In [6]:

plt.figure(figsize = (10,6), facecolor = 'w')
plt.plot(eps, f)
plt.xlim((0,1))
plt.ylim((1,1.25))
plt.xlabel('$\\varepsilon$')
plt.ylabel('$f(\\varepsilon, E_0)$')
plt.title('Aphelion / critical radius ratio in terms of eccentricity');






By selecting all objects in the database with eccentricity between 0 and 1 and aphelion between 0 and 10000, we can get a CSV file listing the eccentricity and aphelion of all the objects. Here we load this file.



In [7]:

r0 = 1.3
objects = pd.read_csv('export_1591718497855.csv', names = ['Name', 'Eccentricity', 'Aphelion'])
objects




Out[7]:

.dataframe tbody tr th:only-of-type {
vertical-align: middle;
}

.dataframe tbody tr th {
vertical-align: top;
}

text-align: right;
}

Name
Eccentricity
Aphelion

0
433 Eros
0.222951
1.7831

1
719 Albert
0.546558
4.0808

2
887 Alinda
0.570332
3.8846

3
1036 Ganymed
0.533046
4.0851

4
1221 Amor
0.435285
2.7550

...
...
...
...

22901
539063 2016MK1
0.715769
2.5753

22902
539694 2016TE93
0.175686
1.2173

22903
539856 2017EV2
0.557580
1.5735

22904
539940 2017HW1
0.458870
3.1183

22905
543319 2013YE38
0.624424
3.3568

22906 rows × 3 columns



Now we select only those objects which are close enough to the eccentricity-aphelion curve.



In [8]:

tolerance = 0.01
good_objects = objects[np.abs(np.interp(objects['Eccentricity'], eps, f) - objects['Aphelion']/r0) < tolerance]
good_objects




Out[8]:

.dataframe tbody tr th:only-of-type {
vertical-align: middle;
}
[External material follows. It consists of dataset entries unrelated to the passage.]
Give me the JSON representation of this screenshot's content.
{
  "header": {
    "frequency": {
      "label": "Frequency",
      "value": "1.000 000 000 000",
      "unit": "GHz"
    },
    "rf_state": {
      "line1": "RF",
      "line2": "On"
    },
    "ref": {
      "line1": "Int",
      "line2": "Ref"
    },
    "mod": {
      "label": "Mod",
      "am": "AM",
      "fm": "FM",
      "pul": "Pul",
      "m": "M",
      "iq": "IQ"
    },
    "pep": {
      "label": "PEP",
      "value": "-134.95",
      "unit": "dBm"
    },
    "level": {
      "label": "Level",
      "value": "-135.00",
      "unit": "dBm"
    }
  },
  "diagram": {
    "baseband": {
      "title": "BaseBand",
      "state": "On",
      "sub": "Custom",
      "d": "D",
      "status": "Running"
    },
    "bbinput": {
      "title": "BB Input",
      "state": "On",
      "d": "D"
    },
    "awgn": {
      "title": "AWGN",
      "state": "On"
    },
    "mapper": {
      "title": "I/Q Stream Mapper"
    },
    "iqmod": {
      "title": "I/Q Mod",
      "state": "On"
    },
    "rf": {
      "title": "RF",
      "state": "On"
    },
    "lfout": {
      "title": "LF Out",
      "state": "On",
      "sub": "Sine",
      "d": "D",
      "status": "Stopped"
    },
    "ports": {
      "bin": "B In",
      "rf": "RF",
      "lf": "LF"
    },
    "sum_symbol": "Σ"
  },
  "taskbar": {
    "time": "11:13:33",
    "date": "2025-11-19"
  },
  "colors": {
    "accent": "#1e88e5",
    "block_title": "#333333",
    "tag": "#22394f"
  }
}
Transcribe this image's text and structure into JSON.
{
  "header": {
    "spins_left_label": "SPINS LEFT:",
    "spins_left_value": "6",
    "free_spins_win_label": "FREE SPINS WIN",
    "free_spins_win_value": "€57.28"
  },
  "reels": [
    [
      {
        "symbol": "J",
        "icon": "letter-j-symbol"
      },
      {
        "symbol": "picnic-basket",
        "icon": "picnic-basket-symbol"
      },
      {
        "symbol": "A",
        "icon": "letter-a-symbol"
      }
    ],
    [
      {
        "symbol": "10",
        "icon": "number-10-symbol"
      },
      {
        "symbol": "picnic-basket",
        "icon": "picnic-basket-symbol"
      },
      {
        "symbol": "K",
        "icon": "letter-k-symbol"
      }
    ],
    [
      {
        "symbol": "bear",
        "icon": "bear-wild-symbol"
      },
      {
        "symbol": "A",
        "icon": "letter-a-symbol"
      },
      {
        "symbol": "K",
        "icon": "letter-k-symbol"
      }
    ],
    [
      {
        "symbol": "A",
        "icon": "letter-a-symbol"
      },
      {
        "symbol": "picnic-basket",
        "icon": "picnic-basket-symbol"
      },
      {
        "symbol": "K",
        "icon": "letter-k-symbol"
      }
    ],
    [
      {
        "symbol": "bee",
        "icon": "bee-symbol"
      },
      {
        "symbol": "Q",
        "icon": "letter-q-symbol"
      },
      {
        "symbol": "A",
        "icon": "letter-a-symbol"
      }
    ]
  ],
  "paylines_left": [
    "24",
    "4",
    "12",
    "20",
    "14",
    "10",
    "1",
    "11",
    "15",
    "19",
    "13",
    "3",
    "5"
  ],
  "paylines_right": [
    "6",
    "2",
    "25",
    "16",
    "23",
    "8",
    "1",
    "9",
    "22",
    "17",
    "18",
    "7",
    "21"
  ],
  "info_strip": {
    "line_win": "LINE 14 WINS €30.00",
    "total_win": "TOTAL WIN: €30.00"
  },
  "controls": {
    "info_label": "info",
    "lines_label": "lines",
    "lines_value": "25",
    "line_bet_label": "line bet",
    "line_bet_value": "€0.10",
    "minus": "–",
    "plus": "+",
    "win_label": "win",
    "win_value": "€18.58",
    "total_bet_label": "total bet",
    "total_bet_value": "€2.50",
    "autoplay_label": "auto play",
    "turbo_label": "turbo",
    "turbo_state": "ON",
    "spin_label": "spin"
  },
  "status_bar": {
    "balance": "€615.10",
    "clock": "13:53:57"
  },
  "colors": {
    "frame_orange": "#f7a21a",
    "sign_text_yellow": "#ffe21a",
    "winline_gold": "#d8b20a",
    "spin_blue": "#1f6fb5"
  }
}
.dataframe tbody tr th {
vertical-align: top;
}

text-align: right;
}

Name
Eccentricity
Aphelion

48
1993KA
0.197658
1.5037

235
1999RJ33
0.189328
1.4924
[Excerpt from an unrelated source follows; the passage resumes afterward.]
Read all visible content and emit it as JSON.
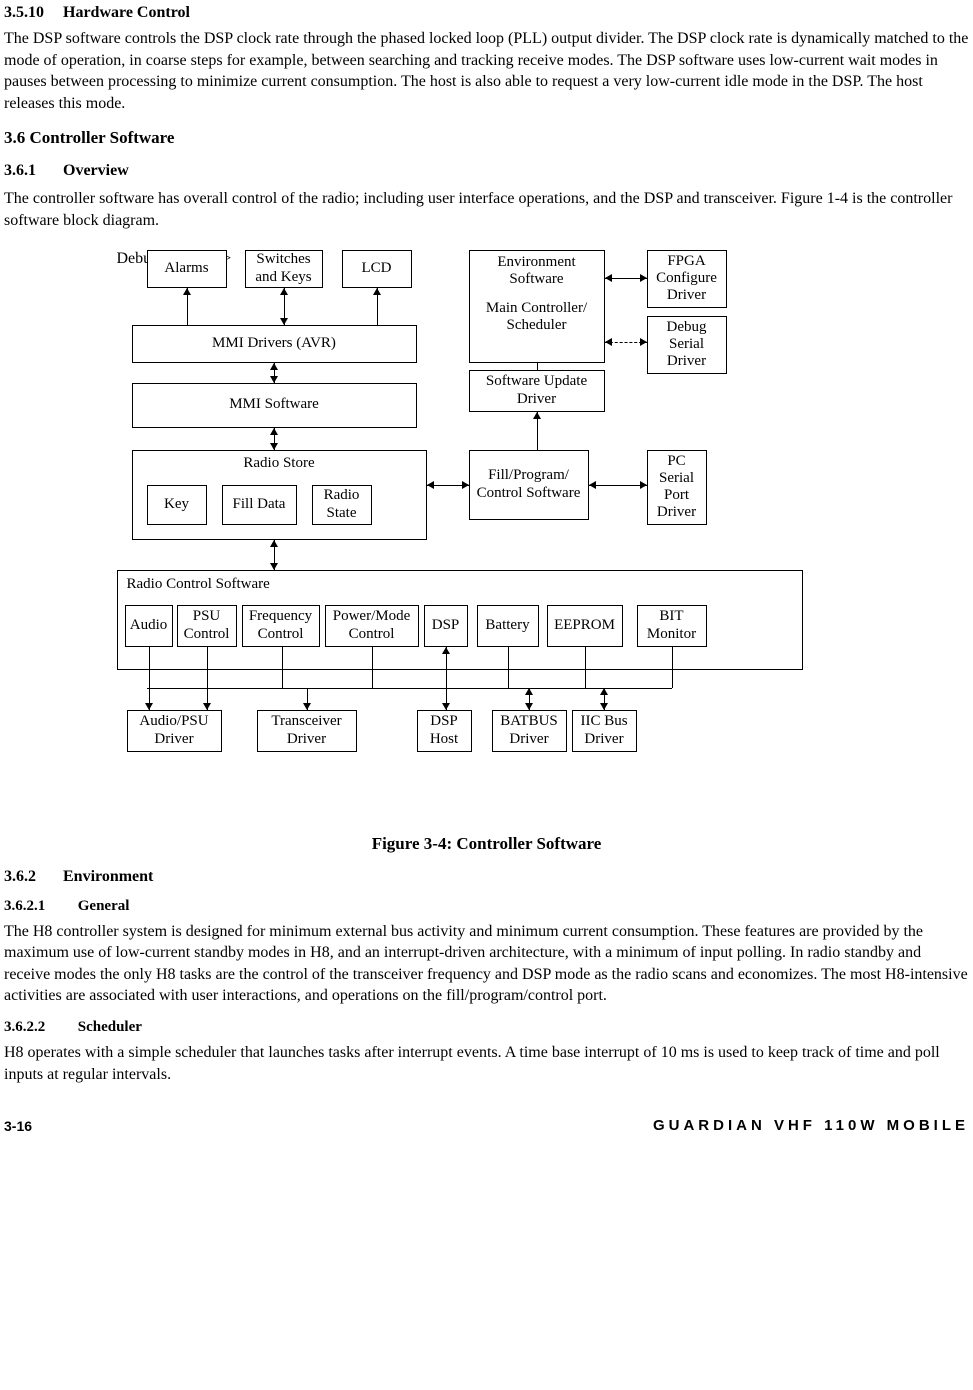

377
2000PN8
0.217068
1.5241

391
2000WN148
0.173545
1.4853

496
2001XP31
0.385333
1.5881

...
...
...
...

22544
506590 2005XB1
0.418766
1.6050

22600
512244 2015YE18
0.540916
1.5985

22664
518507 2006EE1
0.276396
1.5350

22840
528284 2008SW11
0.408322
1.5972

22892
537395 2015LG2
0.181574
1.4881

259 rows × 3 columns



Below we plot the eccentricity and aphelion of those satellites in relation to the curve. We see that most objects have eccentricities around 0.2-0.3, away from the maximum at 0.55.



In [9]:

plt.figure(figsize = (10,6), facecolor = 'w')
plt.plot(eps, f)
plt.xlim((0,1))
plt.ylim((1,1.25))
plt.xlabel('$\\varepsilon$')
plt.ylabel('$f(\\varepsilon, E_0)$');
plt.plot(good_objects['Eccentricity'], good_objects['Aphelion']/r0, '.')
plt.title('Objects that spend approximately half the time inside 1.3au');